Our informants describe the Police Directorate's project management of the reform-implementation as very professional , and skilled professionals in the directorate have followed the districts closely. However, the internal coordination within the directorate has on occasion been perceived as rather poor. Signals and expectations from the professional communities in the directorate have reached the police district simultaneously without any form of prioritization and before the corresponding professional communities has been in place locally. This has caused frustration in the police districts. The information flow from central-level actors to the local level regarding the reform and the implementation is perceived as good, but comprehensive. The informants express that it is occasionally challenging and demanding with a directorate that is subjected to large degrees of detail-oriented steering by the Ministry of Justice and Public Security. The informants also want a more long-term perspective in the follow-up of the reform from central level. There is some concern in the police districts about losing focus before the new structures have settled.

Local project leaders managers in the police districts are described by our informants as being key change-agents locally and have had an important role in the operationalization and design of the reform in the districts. Interaction with professional organizations and union representatives is emphasized as critical success factors for successful implementation. However, the short deadlines of the reform create poor conditions for inclusion and participation locally according to some of our informants. Management style, responsiveness, and accessibility for employees are considered to be essential factors that the police district commissionaires must take good care of during the implementation process.

Lack of funding of the reform is viewed as the most critical challenge in the implementation process. The police districts find that they do not have the necessary financial or human resources available in implementing the reform. Insufficient resources pose a risk to the core functions of the organization and have resulted in the districts having to make tough local priorities.

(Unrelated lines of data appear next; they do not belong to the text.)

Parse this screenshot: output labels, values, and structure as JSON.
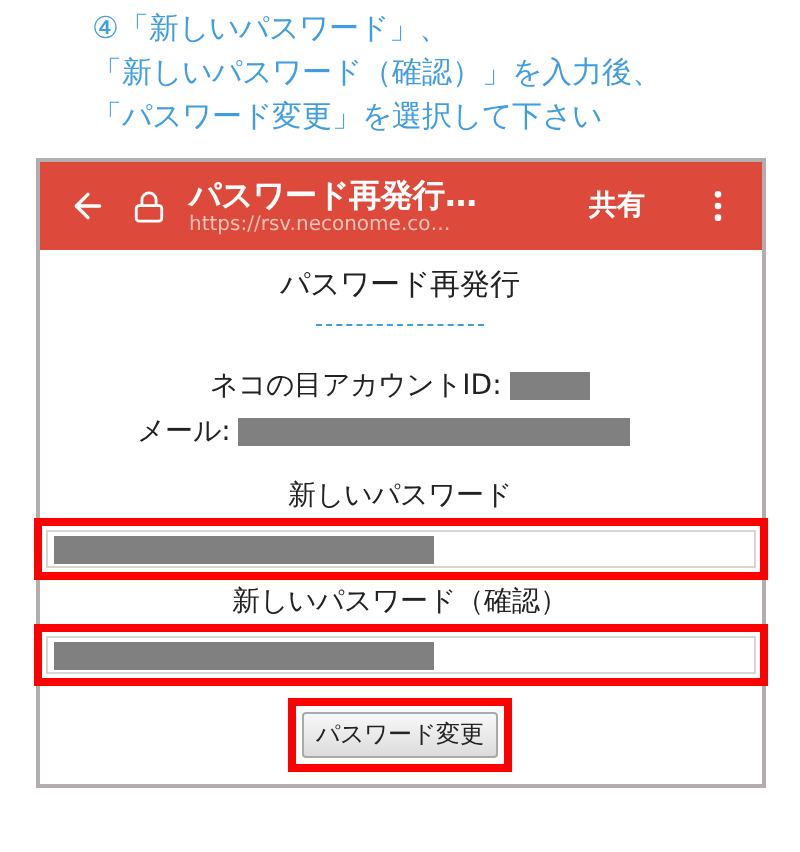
{
  "instruction": [
    "④「新しいパスワード」、",
    "「新しいパスワード（確認）」を入力後、",
    "「パスワード変更」を選択して下さい"
  ],
  "toolbar": {
    "title": "パスワード再発行…",
    "url": "https://rsv.neconome.co…",
    "action": "共有"
  },
  "page": {
    "heading": "パスワード再発行",
    "account_label": "ネコの目アカウントID:",
    "mail_label": "メール:",
    "fields": [
      {
        "label": "新しいパスワード",
        "highlighted": true
      },
      {
        "label": "新しいパスワード（確認）",
        "highlighted": true
      }
    ],
    "submit": {
      "label": "パスワード変更",
      "highlighted": true
    }
  }
}
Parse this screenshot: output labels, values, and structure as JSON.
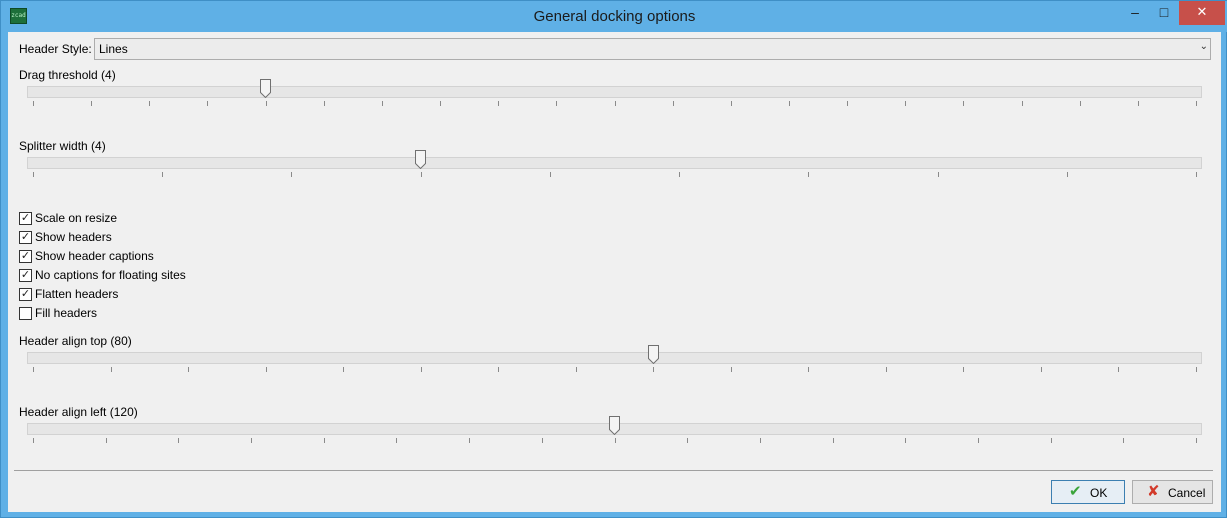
{
  "window": {
    "title": "General docking options",
    "app_icon_text": "zcad",
    "minimize_glyph": "–",
    "maximize_glyph": "□",
    "close_glyph": "✕"
  },
  "header_style": {
    "label": "Header Style:",
    "value": "Lines",
    "arrow": "⌄"
  },
  "sliders": {
    "drag_threshold": {
      "label": "Drag threshold (4)",
      "value": 4,
      "min": 0,
      "max": 20,
      "ticks": 21
    },
    "splitter_width": {
      "label": "Splitter width (4)",
      "value": 4,
      "min": 1,
      "max": 10,
      "ticks": 10
    },
    "header_align_top": {
      "label": "Header align top (80)",
      "value": 80,
      "min": 0,
      "max": 150,
      "ticks": 16
    },
    "header_align_left": {
      "label": "Header align left (120)",
      "value": 120,
      "min": 0,
      "max": 240,
      "ticks": 17
    }
  },
  "checkboxes": [
    {
      "label": "Scale on resize",
      "checked": true
    },
    {
      "label": "Show headers",
      "checked": true
    },
    {
      "label": "Show header captions",
      "checked": true
    },
    {
      "label": "No captions for floating sites",
      "checked": true
    },
    {
      "label": "Flatten headers",
      "checked": true
    },
    {
      "label": "Fill headers",
      "checked": false
    }
  ],
  "buttons": {
    "ok_label": "OK",
    "ok_icon": "✔",
    "cancel_label": "Cancel",
    "cancel_icon": "✘"
  },
  "colors": {
    "title_bar": "#5fb0e6",
    "dialog_bg": "#f0f0f0",
    "close_button": "#c7504a",
    "ok_icon": "#3aa43a",
    "cancel_icon": "#d23a2a"
  }
}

Link to the project: Reforming the Norwegian police - implementation, altering challenges and consequences.

July 13, 2018, 9:59 a.m.

cp: 2019-12-04 11:17:31